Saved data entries
╔══

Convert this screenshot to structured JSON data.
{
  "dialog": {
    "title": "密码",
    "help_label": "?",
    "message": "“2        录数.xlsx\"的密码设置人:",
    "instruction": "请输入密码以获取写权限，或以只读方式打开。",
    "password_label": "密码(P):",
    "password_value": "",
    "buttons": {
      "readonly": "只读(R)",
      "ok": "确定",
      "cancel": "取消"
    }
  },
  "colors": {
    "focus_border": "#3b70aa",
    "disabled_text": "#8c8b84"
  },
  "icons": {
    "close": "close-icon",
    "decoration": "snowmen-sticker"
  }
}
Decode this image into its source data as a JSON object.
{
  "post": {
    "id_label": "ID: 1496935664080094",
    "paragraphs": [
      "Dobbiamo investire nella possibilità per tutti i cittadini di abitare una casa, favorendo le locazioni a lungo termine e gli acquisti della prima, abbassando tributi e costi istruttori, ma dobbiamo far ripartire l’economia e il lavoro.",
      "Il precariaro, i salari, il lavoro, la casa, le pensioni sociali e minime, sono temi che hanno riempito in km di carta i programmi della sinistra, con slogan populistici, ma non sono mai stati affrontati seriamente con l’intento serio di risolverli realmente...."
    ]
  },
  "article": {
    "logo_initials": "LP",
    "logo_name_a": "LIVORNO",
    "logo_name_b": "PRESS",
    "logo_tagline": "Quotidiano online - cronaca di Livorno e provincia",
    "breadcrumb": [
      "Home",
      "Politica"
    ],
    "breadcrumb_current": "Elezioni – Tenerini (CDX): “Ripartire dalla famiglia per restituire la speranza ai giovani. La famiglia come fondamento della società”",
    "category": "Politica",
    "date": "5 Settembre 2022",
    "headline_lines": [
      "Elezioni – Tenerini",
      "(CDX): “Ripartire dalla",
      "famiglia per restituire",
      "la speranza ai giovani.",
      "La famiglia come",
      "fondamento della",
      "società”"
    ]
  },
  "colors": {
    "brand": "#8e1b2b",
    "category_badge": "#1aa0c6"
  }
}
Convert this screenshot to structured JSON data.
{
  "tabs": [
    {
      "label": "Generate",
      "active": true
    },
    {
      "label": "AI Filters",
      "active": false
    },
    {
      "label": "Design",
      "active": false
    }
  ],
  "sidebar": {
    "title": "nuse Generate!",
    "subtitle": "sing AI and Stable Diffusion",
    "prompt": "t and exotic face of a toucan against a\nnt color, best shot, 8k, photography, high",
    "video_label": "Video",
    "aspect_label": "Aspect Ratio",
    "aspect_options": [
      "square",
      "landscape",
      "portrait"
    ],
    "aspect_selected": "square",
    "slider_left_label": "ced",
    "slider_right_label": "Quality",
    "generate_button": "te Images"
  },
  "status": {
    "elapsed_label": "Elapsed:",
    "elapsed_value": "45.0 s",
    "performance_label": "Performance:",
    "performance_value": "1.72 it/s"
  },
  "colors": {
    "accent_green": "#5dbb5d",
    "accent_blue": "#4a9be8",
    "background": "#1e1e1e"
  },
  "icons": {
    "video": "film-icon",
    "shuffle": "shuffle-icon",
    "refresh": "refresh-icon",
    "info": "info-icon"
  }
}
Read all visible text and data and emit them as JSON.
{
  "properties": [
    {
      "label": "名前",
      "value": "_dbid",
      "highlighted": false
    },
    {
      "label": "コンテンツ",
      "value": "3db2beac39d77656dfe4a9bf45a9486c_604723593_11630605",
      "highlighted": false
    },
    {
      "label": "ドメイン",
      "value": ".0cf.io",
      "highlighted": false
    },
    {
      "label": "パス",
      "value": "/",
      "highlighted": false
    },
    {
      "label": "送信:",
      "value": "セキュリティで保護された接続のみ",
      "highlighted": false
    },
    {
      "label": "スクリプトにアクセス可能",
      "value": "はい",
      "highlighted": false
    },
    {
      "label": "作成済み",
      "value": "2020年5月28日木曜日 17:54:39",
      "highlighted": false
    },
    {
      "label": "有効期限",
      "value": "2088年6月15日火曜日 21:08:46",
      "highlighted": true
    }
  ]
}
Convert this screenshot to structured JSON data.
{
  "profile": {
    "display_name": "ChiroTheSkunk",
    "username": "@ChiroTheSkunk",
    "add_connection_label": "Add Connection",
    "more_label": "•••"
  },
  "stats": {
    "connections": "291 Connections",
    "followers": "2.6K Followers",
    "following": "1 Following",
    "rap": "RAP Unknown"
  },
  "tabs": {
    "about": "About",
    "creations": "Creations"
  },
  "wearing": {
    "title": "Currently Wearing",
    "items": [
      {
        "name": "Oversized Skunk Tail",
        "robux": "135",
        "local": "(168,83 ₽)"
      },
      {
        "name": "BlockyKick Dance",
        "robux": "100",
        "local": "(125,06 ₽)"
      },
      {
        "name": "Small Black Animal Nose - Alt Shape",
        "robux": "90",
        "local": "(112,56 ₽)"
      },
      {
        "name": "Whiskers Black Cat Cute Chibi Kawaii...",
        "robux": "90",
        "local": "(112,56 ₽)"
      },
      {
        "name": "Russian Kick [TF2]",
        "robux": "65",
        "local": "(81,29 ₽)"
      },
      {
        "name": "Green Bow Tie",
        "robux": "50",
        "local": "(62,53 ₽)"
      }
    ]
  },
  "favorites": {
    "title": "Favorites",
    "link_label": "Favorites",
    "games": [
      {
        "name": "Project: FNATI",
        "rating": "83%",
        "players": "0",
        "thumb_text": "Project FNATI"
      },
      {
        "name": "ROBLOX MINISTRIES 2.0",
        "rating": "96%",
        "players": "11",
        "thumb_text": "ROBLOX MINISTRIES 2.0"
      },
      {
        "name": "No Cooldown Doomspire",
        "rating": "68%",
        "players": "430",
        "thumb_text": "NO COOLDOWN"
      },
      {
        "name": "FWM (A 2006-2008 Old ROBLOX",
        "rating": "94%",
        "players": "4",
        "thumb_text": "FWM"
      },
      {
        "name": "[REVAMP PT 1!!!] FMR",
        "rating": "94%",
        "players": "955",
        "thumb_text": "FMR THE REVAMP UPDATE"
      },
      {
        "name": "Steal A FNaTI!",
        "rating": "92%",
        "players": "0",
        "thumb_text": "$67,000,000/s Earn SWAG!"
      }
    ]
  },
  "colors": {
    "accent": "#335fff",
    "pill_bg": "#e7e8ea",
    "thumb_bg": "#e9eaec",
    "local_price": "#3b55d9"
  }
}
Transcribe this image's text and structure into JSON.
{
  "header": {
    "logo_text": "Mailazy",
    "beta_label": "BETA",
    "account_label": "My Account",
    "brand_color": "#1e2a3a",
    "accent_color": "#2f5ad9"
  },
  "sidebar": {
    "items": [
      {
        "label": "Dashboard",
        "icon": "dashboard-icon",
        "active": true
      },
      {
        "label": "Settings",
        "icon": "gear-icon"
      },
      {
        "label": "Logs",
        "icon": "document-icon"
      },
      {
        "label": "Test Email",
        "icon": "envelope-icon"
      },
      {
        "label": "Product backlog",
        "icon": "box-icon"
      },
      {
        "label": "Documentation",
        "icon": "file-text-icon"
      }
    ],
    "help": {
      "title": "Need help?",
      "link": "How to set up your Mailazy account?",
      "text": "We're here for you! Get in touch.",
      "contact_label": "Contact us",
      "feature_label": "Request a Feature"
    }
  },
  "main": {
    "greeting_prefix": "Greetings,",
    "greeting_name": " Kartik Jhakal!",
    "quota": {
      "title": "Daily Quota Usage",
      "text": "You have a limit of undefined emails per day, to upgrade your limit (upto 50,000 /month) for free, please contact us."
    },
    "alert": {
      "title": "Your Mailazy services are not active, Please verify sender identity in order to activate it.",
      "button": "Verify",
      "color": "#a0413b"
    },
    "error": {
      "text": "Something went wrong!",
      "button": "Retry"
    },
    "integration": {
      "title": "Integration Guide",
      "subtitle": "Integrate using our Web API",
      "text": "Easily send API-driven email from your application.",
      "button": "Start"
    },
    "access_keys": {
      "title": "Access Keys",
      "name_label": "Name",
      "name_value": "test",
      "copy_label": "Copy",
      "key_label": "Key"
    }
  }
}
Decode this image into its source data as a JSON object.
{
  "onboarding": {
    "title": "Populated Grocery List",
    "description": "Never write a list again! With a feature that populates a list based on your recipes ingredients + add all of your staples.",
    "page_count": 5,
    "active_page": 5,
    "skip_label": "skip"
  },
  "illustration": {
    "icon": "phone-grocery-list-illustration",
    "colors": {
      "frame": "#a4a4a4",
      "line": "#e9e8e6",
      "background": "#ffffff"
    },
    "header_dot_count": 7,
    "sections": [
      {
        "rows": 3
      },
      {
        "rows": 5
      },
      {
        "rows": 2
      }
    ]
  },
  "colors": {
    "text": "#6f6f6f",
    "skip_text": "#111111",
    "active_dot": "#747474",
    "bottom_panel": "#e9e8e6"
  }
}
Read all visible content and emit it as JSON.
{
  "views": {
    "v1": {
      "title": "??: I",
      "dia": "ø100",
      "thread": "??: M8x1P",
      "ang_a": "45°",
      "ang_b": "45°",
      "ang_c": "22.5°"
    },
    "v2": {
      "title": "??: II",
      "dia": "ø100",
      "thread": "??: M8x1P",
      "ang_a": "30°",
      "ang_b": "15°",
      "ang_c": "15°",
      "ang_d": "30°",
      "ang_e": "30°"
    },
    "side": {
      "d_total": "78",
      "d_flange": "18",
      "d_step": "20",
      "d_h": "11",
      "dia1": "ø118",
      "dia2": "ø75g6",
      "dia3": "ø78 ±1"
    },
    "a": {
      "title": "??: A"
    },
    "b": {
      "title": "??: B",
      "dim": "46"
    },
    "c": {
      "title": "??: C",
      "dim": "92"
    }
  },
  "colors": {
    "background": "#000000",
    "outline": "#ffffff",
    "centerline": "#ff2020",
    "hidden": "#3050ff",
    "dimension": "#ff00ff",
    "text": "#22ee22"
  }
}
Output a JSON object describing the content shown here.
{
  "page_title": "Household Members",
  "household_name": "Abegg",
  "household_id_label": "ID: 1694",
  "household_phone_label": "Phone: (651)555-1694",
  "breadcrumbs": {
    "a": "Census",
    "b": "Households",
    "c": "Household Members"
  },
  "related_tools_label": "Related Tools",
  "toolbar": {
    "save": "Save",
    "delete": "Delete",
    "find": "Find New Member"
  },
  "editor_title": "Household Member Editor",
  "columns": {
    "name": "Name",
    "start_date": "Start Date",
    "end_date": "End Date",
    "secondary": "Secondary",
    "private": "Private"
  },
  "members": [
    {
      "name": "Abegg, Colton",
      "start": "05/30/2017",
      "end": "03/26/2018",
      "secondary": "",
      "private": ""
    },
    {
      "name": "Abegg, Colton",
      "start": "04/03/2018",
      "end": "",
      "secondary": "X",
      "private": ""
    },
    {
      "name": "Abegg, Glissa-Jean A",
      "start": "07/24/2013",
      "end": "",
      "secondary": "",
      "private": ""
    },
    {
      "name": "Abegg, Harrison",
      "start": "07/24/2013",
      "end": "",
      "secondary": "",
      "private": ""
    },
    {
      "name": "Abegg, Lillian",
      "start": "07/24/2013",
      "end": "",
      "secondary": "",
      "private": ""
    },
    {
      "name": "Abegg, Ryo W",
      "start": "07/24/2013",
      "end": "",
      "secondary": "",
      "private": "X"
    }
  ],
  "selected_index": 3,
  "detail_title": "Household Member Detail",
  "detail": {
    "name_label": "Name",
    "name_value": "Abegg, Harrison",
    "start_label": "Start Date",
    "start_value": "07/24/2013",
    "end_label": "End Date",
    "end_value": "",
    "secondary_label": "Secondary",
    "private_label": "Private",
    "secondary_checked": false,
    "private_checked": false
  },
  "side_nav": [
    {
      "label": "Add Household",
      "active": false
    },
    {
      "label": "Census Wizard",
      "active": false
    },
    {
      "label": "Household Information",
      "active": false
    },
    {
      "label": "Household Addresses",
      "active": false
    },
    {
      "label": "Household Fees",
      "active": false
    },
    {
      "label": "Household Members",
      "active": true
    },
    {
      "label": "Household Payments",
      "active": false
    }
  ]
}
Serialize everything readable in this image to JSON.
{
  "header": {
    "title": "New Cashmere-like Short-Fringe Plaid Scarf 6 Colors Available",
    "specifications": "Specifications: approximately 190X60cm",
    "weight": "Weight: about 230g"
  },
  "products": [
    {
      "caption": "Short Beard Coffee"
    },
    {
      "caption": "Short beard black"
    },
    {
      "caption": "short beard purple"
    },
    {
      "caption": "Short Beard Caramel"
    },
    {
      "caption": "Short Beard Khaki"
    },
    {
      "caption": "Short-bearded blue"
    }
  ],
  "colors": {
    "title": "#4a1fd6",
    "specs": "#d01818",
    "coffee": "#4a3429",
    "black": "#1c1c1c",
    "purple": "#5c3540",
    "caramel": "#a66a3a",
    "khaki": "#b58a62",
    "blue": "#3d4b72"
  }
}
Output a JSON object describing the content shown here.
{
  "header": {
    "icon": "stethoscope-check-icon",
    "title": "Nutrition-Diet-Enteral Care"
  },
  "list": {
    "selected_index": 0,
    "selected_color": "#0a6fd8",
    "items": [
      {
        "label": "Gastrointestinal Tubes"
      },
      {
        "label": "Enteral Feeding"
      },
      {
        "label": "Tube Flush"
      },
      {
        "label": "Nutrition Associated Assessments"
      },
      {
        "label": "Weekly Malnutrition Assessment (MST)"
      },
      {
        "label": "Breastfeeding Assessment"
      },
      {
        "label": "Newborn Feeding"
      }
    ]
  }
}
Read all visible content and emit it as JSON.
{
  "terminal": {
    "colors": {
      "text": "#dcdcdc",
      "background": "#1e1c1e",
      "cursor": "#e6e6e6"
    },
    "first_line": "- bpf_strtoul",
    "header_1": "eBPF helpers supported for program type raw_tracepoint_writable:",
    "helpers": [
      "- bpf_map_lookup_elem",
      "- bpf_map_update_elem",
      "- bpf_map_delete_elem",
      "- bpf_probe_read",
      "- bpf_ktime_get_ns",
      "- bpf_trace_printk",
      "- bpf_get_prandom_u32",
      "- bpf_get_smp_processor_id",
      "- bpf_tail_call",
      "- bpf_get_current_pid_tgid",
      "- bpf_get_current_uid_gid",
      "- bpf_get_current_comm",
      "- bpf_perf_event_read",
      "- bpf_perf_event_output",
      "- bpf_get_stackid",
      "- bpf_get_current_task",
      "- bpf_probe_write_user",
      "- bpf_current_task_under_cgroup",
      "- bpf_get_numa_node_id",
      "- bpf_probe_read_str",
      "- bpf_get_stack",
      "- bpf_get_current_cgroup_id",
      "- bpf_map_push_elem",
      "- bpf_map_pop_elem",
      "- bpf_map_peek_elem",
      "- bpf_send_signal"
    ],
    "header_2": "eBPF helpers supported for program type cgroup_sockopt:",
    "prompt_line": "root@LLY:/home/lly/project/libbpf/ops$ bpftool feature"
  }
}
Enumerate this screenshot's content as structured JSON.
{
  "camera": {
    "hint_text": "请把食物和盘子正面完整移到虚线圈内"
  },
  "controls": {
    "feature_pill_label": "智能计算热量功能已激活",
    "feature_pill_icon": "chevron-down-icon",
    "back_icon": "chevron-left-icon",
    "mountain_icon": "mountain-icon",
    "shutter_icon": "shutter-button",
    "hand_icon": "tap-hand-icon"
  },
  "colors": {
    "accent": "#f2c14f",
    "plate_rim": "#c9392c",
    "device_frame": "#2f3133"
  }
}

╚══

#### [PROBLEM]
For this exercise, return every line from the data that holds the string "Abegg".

#### [YOUR SOLUTION]
  "household_name": "Abegg",
      "name": "Abegg, Colton",
      "name": "Abegg, Colton",
      "name": "Abegg, Glissa-Jean A",
      "name": "Abegg, Harrison",
      "name": "Abegg, Lillian",
      "name": "Abegg, Ryo W",
    "name_value": "Abegg, Harrison",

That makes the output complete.